Dataset rows describing interfaces>
+--
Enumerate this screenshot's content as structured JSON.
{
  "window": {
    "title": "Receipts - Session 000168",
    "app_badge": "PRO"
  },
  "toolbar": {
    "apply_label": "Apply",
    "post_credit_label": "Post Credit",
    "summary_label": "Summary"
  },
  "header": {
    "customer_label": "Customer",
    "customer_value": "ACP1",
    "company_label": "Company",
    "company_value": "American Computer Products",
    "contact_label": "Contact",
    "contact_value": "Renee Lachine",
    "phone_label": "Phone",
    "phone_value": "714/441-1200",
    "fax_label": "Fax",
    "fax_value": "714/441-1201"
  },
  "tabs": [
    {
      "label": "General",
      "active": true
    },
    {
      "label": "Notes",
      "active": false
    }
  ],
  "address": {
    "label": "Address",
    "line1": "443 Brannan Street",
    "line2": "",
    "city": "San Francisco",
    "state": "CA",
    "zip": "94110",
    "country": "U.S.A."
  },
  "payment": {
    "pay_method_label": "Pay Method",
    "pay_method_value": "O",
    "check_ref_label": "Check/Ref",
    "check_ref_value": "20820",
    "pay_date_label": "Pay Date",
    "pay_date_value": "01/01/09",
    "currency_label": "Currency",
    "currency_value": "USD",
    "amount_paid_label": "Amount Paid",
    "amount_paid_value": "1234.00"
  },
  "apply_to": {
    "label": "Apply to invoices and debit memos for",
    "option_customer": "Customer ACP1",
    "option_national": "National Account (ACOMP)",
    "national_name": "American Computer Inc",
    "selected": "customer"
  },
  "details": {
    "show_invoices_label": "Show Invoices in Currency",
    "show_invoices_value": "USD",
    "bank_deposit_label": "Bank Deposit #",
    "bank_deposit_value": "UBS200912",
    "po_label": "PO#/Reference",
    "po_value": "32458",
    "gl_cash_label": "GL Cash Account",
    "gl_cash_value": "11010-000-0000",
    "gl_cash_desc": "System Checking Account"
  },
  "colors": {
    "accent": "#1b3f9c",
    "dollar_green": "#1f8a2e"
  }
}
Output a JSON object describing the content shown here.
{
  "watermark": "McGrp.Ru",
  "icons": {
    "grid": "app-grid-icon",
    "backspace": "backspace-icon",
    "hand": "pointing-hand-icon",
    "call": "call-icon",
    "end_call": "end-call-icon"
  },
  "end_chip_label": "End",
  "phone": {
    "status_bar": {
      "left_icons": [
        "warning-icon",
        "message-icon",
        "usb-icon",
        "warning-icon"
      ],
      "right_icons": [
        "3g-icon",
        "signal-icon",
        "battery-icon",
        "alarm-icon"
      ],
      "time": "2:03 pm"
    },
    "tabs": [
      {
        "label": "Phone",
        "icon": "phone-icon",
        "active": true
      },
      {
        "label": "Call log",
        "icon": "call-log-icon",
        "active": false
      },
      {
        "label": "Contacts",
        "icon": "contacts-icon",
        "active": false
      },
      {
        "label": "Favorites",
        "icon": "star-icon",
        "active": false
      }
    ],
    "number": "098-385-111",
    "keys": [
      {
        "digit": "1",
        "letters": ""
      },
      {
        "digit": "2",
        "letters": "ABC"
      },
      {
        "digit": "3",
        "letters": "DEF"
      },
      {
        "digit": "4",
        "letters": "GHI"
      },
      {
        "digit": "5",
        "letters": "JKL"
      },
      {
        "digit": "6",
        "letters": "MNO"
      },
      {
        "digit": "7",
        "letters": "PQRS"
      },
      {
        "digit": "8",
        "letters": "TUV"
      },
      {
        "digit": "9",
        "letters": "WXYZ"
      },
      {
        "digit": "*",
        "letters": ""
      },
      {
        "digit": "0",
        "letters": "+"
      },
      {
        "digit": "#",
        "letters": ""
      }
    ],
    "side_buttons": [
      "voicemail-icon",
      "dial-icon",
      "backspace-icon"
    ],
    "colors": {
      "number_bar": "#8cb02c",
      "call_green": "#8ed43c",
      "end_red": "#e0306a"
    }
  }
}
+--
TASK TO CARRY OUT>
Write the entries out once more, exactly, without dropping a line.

RESULT OF THE TASK>
Enumerate this screenshot's content as structured JSON.
{
  "window": {
    "title": "Receipts - Session 000168",
    "app_badge": "PRO"
  },
  "toolbar": {
    "apply_label": "Apply",
    "post_credit_label": "Post Credit",
    "summary_label": "Summary"
  },
  "header": {
    "customer_label": "Customer",
    "customer_value": "ACP1",
    "company_label": "Company",
    "company_value": "American Computer Products",
    "contact_label": "Contact",
    "contact_value": "Renee Lachine",
    "phone_label": "Phone",
    "phone_value": "714/441-1200",
    "fax_label": "Fax",
    "fax_value": "714/441-1201"
  },
  "tabs": [
    {
      "label": "General",
      "active": true
    },
    {
      "label": "Notes",
      "active": false
    }
  ],
  "address": {
    "label": "Address",
    "line1": "443 Brannan Street",
    "line2": "",
    "city": "San Francisco",
    "state": "CA",
    "zip": "94110",
    "country": "U.S.A."
  },
  "payment": {
    "pay_method_label": "Pay Method",
    "pay_method_value": "O",
    "check_ref_label": "Check/Ref",
    "check_ref_value": "20820",
    "pay_date_label": "Pay Date",
    "pay_date_value": "01/01/09",
    "currency_label": "Currency",
    "currency_value": "USD",
    "amount_paid_label": "Amount Paid",
    "amount_paid_value": "1234.00"
  },
  "apply_to": {
    "label": "Apply to invoices and debit memos for",
    "option_customer": "Customer ACP1",
    "option_national": "National Account (ACOMP)",
    "national_name": "American Computer Inc",
    "selected": "customer"
  },
  "details": {
    "show_invoices_label": "Show Invoices in Currency",
    "show_invoices_value": "USD",
    "bank_deposit_label": "Bank Deposit #",
    "bank_deposit_value": "UBS200912",
    "po_label": "PO#/Reference",
    "po_value": "32458",
    "gl_cash_label": "GL Cash Account",
    "gl_cash_value": "11010-000-0000",
    "gl_cash_desc": "System Checking Account"
  },
  "colors": {
    "accent": "#1b3f9c",
    "dollar_green": "#1f8a2e"
  }
}
Output a JSON object describing the content shown here.
{
  "watermark": "McGrp.Ru",
  "icons": {
    "grid": "app-grid-icon",
    "backspace": "backspace-icon",
    "hand": "pointing-hand-icon",
    "call": "call-icon",
    "end_call": "end-call-icon"
  },
  "end_chip_label": "End",
  "phone": {
    "status_bar": {
      "left_icons": [
        "warning-icon",
        "message-icon",
        "usb-icon",
        "warning-icon"
      ],
      "right_icons": [
        "3g-icon",
        "signal-icon",
        "battery-icon",
        "alarm-icon"
      ],
      "time": "2:03 pm"
    },
    "tabs": [
      {
        "label": "Phone",
        "icon": "phone-icon",
        "active": true
      },
      {
        "label": "Call log",
        "icon": "call-log-icon",
        "active": false
      },
      {
        "label": "Contacts",
        "icon": "contacts-icon",
        "active": false
      },
      {
        "label": "Favorites",
        "icon": "star-icon",
        "active": false
      }
    ],
    "number": "098-385-111",
    "keys": [
      {
        "digit": "1",
        "letters": ""
      },
      {
        "digit": "2",
        "letters": "ABC"
      },
      {
        "digit": "3",
        "letters": "DEF"
      },
      {
        "digit": "4",
        "letters": "GHI"
      },
      {
        "digit": "5",
        "letters": "JKL"
      },
      {
        "digit": "6",
        "letters": "MNO"
      },
      {
        "digit": "7",
        "letters": "PQRS"
      },
      {
        "digit": "8",
        "letters": "TUV"
      },
      {
        "digit": "9",
        "letters": "WXYZ"
      },
      {
        "digit": "*",
        "letters": ""
      },
      {
        "digit": "0",
        "letters": "+"
      },
      {
        "digit": "#",
        "letters": ""
      }
    ],
    "side_buttons": [
      "voicemail-icon",
      "dial-icon",
      "backspace-icon"
    ],
    "colors": {
      "number_bar": "#8cb02c",
      "call_green": "#8ed43c",
      "end_red": "#e0306a"
    }
  }
}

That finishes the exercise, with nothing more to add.